__Your assignment__.
For the records below, count the lines containing the word "this" and reply with the number alone.

Component data from apps and pages:
_____
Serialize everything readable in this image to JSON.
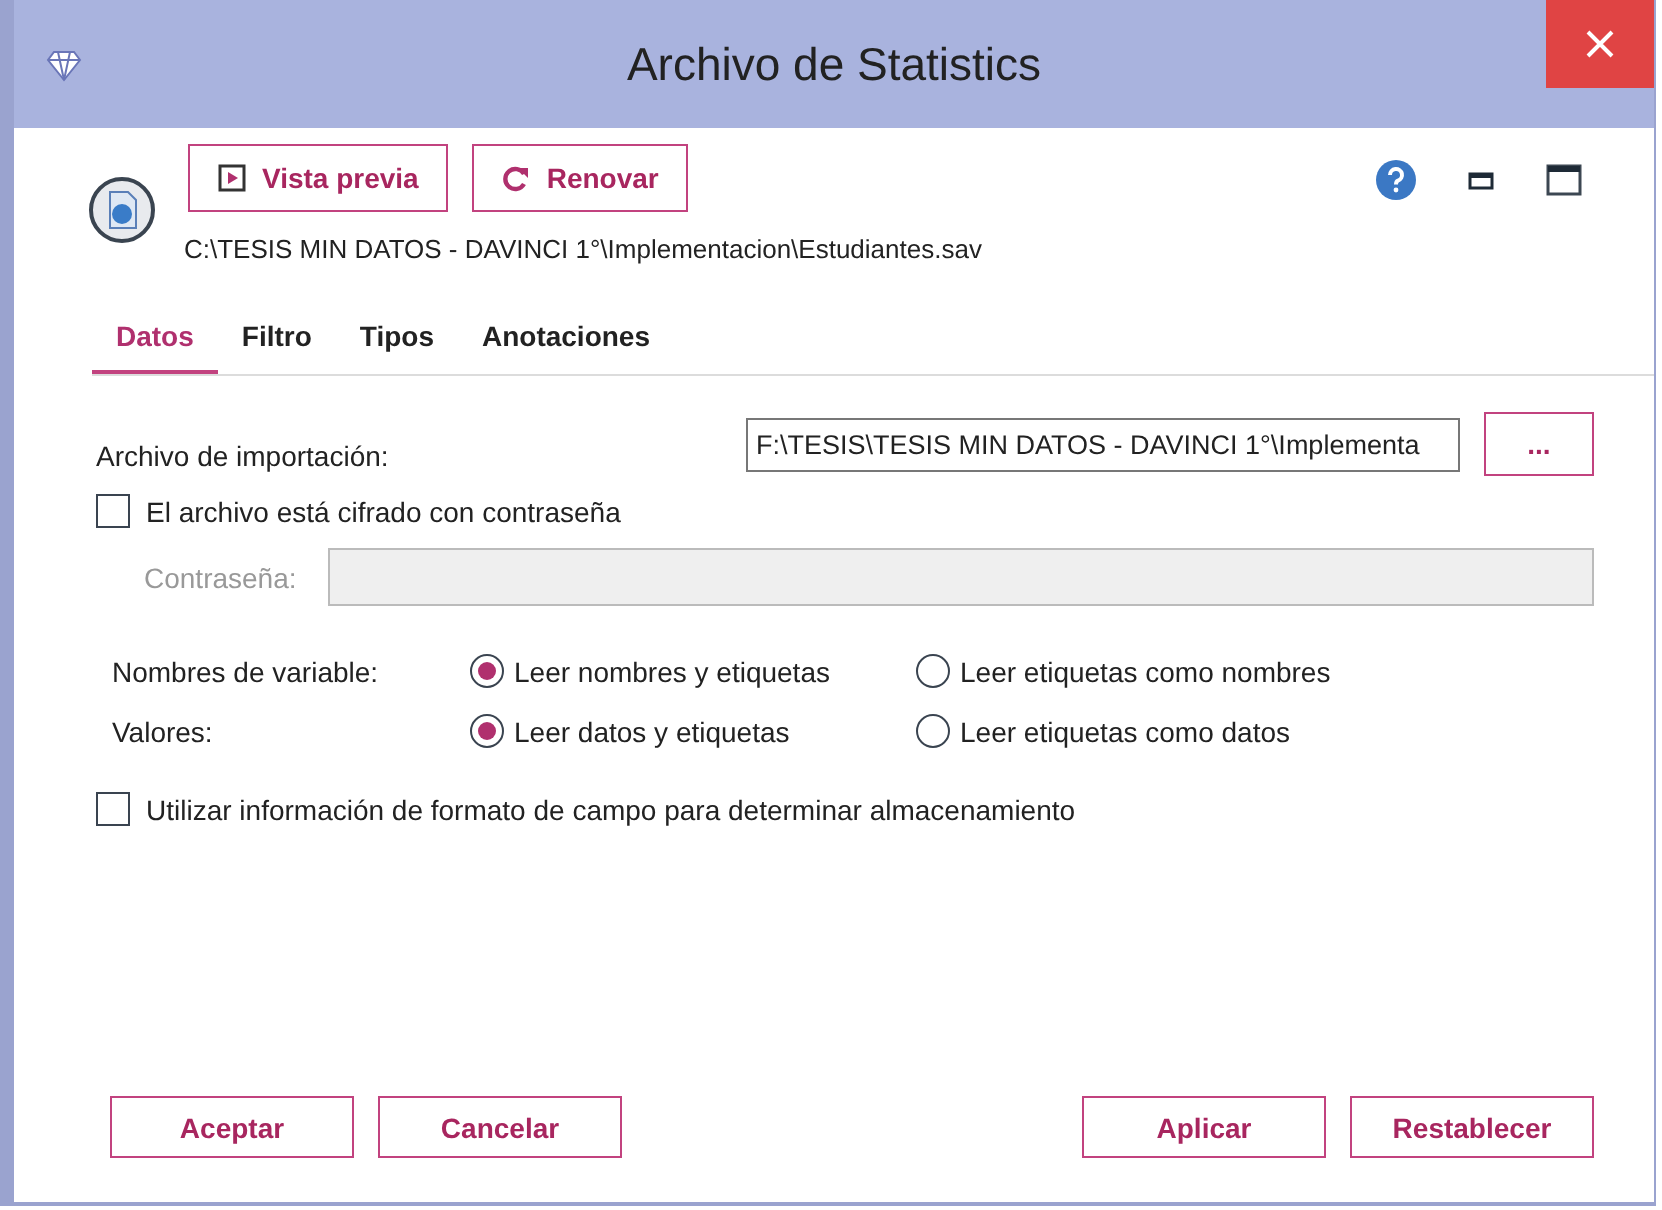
{
  "window": {
    "title": "Archivo de Statistics"
  },
  "toolbar": {
    "buttons": [
      {
        "kind": "preview",
        "label": "Vista previa"
      },
      {
        "kind": "refresh",
        "label": "Renovar"
      }
    ],
    "path": "C:\\TESIS MIN DATOS - DAVINCI 1°\\Implementacion\\Estudiantes.sav"
  },
  "tabs": [
    {
      "label": "Datos",
      "selected": true
    },
    {
      "label": "Filtro",
      "selected": false
    },
    {
      "label": "Tipos",
      "selected": false
    },
    {
      "label": "Anotaciones",
      "selected": false
    }
  ],
  "import_file": {
    "label": "Archivo de importación:",
    "value": "F:\\TESIS\\TESIS MIN DATOS - DAVINCI 1°\\Implementa",
    "browse": "..."
  },
  "encrypted": {
    "label": "El archivo está cifrado con contraseña",
    "checked": false
  },
  "password": {
    "label": "Contraseña:",
    "disabled": true
  },
  "radio_groups": [
    {
      "label": "Nombres de variable:",
      "options": [
        {
          "label": "Leer nombres y etiquetas",
          "selected": true
        },
        {
          "label": "Leer etiquetas como nombres",
          "selected": false
        }
      ]
    },
    {
      "label": "Valores:",
      "options": [
        {
          "label": "Leer datos y etiquetas",
          "selected": true
        },
        {
          "label": "Leer etiquetas como datos",
          "selected": false
        }
      ]
    }
  ],
  "field_format": {
    "label": "Utilizar información de formato de campo para determinar almacenamiento",
    "checked": false
  },
  "footer": {
    "left": [
      "Aceptar",
      "Cancelar"
    ],
    "right": [
      "Aplicar",
      "Restablecer"
    ]
  }
}
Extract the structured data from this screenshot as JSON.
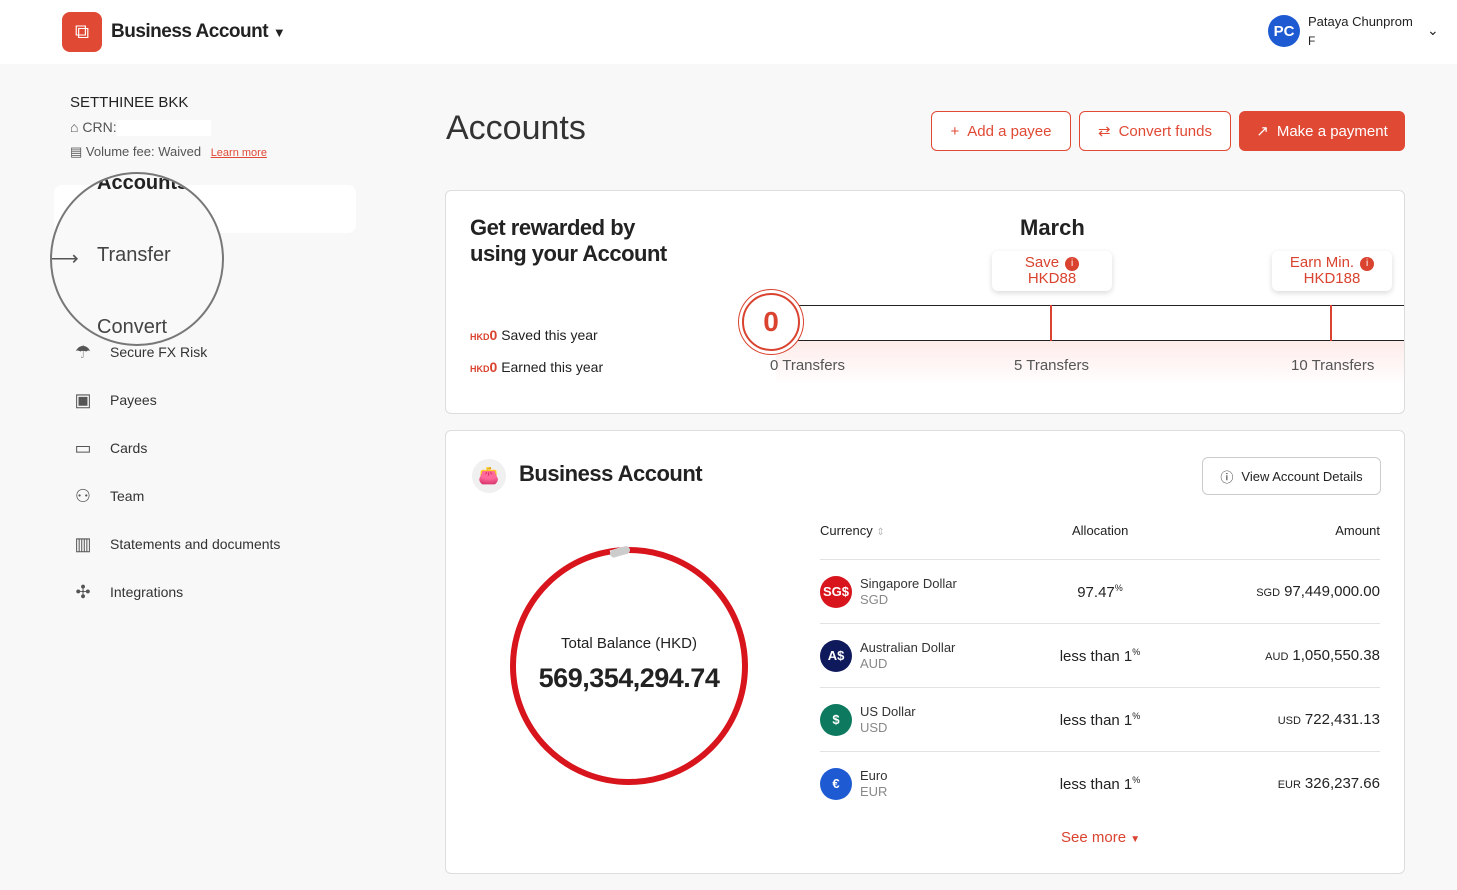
{
  "header": {
    "brand": "Business Account",
    "user_name": "Pataya Chunprom",
    "user_initials": "PC",
    "user_sub": "F"
  },
  "sidebar": {
    "company": "SETTHINEE BKK",
    "crn_label": "CRN:",
    "volume_fee": "Volume fee: Waived",
    "learn_more": "Learn more",
    "magnifier": {
      "accounts": "Accounts",
      "transfer": "Transfer",
      "convert": "Convert"
    },
    "items": [
      {
        "label": "Secure FX Risk",
        "icon": "umbrella-icon"
      },
      {
        "label": "Payees",
        "icon": "contact-book-icon"
      },
      {
        "label": "Cards",
        "icon": "card-icon"
      },
      {
        "label": "Team",
        "icon": "team-icon"
      },
      {
        "label": "Statements and documents",
        "icon": "book-icon"
      },
      {
        "label": "Integrations",
        "icon": "puzzle-icon"
      }
    ]
  },
  "page": {
    "title": "Accounts",
    "add_payee": "Add a payee",
    "convert_funds": "Convert funds",
    "make_payment": "Make a payment"
  },
  "rewards": {
    "title_line1": "Get rewarded by",
    "title_line2": "using your Account",
    "month": "March",
    "currency_tag": "HKD",
    "saved_value": "0",
    "saved_label": "Saved this year",
    "earned_value": "0",
    "earned_label": "Earned this year",
    "current_transfers": "0",
    "tip1_line1": "Save",
    "tip1_line2": "HKD88",
    "tip2_line1": "Earn Min.",
    "tip2_line2": "HKD188",
    "ticks": [
      "0 Transfers",
      "5 Transfers",
      "10 Transfers"
    ]
  },
  "account": {
    "title": "Business Account",
    "view_details": "View Account Details",
    "balance_label": "Total Balance (HKD)",
    "balance": "569,354,294.74",
    "columns": {
      "currency": "Currency",
      "allocation": "Allocation",
      "amount": "Amount"
    },
    "rows": [
      {
        "symbol": "SG$",
        "name": "Singapore Dollar",
        "code": "SGD",
        "allocation": "97.47",
        "unit": "%",
        "amount": "97,449,000.00",
        "color": "#d8141c"
      },
      {
        "symbol": "A$",
        "name": "Australian Dollar",
        "code": "AUD",
        "allocation": "less than 1",
        "unit": "%",
        "amount": "1,050,550.38",
        "color": "#0f1a5c"
      },
      {
        "symbol": "$",
        "name": "US Dollar",
        "code": "USD",
        "allocation": "less than 1",
        "unit": "%",
        "amount": "722,431.13",
        "color": "#0d7a5f"
      },
      {
        "symbol": "€",
        "name": "Euro",
        "code": "EUR",
        "allocation": "less than 1",
        "unit": "%",
        "amount": "326,237.66",
        "color": "#1e5bd3"
      }
    ],
    "see_more": "See more"
  },
  "colors": {
    "accent": "#e04a35"
  }
}
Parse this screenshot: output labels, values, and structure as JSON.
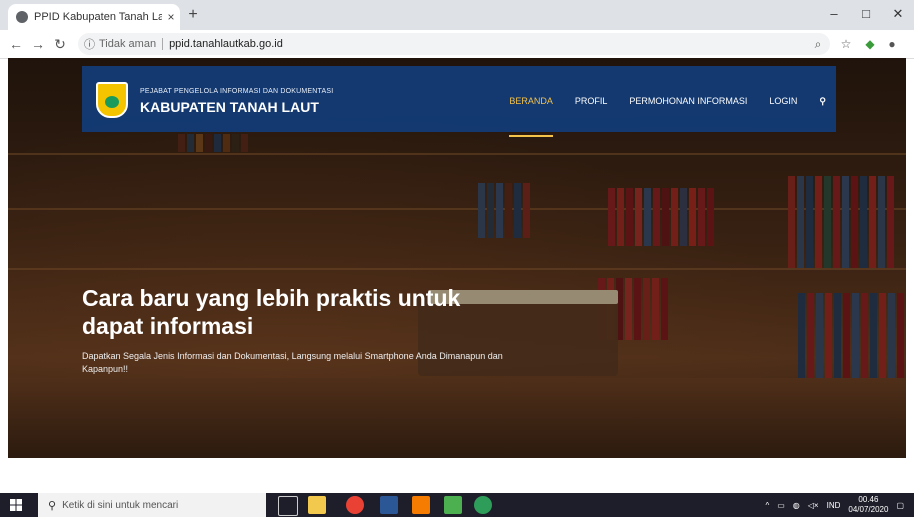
{
  "browser": {
    "tab_title": "PPID Kabupaten Tanah Laut",
    "tab_close": "×",
    "new_tab": "+",
    "address": {
      "security_label": "Tidak aman",
      "url": "ppid.tanahlautkab.go.id"
    },
    "window_controls": [
      "–",
      "□",
      "✕"
    ]
  },
  "site": {
    "brand_subtitle": "PEJABAT PENGELOLA INFORMASI DAN DOKUMENTASI",
    "brand_title": "KABUPATEN TANAH LAUT",
    "nav": [
      "BERANDA",
      "PROFIL",
      "PERMOHONAN INFORMASI",
      "LOGIN"
    ],
    "active_nav": "BERANDA",
    "hero_title": "Cara baru yang lebih praktis untuk dapat informasi",
    "hero_subtitle": "Dapatkan Segala Jenis Informasi dan Dokumentasi, Langsung melalui Smartphone Anda Dimanapun dan Kapanpun!!"
  },
  "taskbar": {
    "search_placeholder": "Ketik di sini untuk mencari",
    "language": "IND",
    "time": "00.46",
    "date": "04/07/2020"
  },
  "colors": {
    "navbar": "#123c78",
    "accent": "#f5c24a"
  }
}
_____
__Output of the task__.
5